This is horror set to song with an edge of deep pathos and a toothsome humor that is both sharp and acerbic -- all sung along with a spritely, toe-tapping tune. Not only is this the musical that made lyricist Stephen Sondheim famous but “Sweeney Todd” also ultimately expanded the boundaries of musical theater. San Francisco’s American Conservatory Theater is fortunate to be the first stop on the National Tour of director John Doyle’s interpretation of Sondheim’s play, an interpretation that Sondheim himself found “the closest to what [he] originally wanted to do.”

What makes this production, and this particular adaptation, so worth seeing is the way the play itself has morphed based on constraints, revealing a stage production that is economical in the use of its players while stretching and toying with the very limits of musical theater. Taking into consideration Doyle’s original re-imagining of “Sweeney Todd”, where his budget was limited, the performers were asked to do a bit more than any previous “Sweeney Todd” cast. The key here is the way the cast of ten filled the role of both performers and musicians -- acting, singing, even working as stage hands, while also producing the musical accompaniment.

This sort of performance means that the entire cast is always on stage. This aspect of the production creates a complex performance in itself, one where each player is so clearly essential in a performance’s success. Also, this changes the actual setting of “Sweeney Todd” -- within Doyle’s conception, the performance moves from a barber shop to somewhere between a pie shop and an insane asylum filled with inmates/performers garbed in bloody lab coats, teetering on the verge of reality, insanity, and the very edge of the stage.

“Sweeney Todd” relies on suggestion: the suggestion of blood, the suggestion of unspeakable horrors, and the sadness and humor of life where love and revenge are just short of one’s grasp. As Doyle says, “Everything must earn its place on stage.” And in this case, even the audience must work to bring this production together, imagining the gruesome acts, while attempting to perceive the potential of Sweeney Todd’s dark thoughts. Overall, this creates an experience between performers and audience that can only happen within a live theater setting.

With Doyle’s re-imagining, there is a mad frenzy of characters, performing with everything from a cello, to an accordion, to a triangle. And these performers are amazing; the transitions between songs is brilliantly seamless. One marvels at Lauren Molina’s Johanna, singing songs like “Kiss Me” so beautifully and with such humor then playing a supporting role with the cello.
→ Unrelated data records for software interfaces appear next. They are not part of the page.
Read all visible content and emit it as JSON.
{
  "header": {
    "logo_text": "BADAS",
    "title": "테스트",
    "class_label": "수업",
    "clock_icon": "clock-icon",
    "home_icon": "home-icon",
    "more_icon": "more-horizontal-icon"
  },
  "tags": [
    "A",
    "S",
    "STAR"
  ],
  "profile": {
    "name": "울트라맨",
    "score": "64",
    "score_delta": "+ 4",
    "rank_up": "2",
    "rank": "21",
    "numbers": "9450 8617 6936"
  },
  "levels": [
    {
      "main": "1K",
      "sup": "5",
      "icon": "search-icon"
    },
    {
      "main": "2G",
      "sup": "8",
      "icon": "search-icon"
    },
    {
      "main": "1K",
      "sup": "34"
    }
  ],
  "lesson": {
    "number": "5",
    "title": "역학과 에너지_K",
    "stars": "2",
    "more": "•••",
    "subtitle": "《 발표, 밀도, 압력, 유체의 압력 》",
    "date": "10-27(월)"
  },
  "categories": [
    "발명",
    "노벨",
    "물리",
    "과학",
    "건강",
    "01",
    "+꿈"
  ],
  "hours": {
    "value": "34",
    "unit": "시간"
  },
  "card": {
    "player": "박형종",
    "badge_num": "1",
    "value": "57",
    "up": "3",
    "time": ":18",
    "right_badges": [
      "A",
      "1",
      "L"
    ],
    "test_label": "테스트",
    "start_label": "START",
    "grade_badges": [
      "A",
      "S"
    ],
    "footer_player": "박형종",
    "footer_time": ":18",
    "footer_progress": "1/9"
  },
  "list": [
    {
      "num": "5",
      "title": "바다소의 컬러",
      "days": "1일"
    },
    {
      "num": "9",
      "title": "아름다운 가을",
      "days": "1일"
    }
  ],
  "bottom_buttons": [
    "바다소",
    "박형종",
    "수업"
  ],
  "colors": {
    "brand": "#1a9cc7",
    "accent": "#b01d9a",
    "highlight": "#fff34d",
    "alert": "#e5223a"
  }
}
Really, all the performances are worth mention: Benjamin Magnuson as Anthony; Edmund Bagnell, with violin in hand, as Tobias; Benjamin Eakeley as The Beadle; and Katrina Yaukey as Pirelli, both taking turns at the piano.

But this is a story about Sweeney Todd and his baking buddy, Mrs. Lovett, who through some rather innovative thinking, goes from making “The Worst Pies in London” to pies what could only be considered, “a cannibal’s delight.” With David Hess as the dark brooding, leather-jacket garbed Todd, prowling the stage and fiercely performing songs such as, “The Barber and His Wife” and “Epiphany”, there’s no doubt that this Todd is capable of anything in the name of revenge. But Judy Kaye as Mrs. Lovett is the true revelation here -- conveying both Lovett’s desperate desire to be loved, and her upwardly mobile tendencies, Kaye plays Mrs. Lovett as playful, flirtatious, and completely unaware of just how vulnerable she really is.

American Conservatory Theater’s production of “Sweeney Todd” is an opportunity -- a chance to not only see the lovers of musical theater and the lovers of horror in one room, but also the opportunity to see ten performers, with multiple talents, pull off a superb ensemble performance.

Sweeney Todd
runs through September 30th
at American Conservatory Theater
tickets: $35-80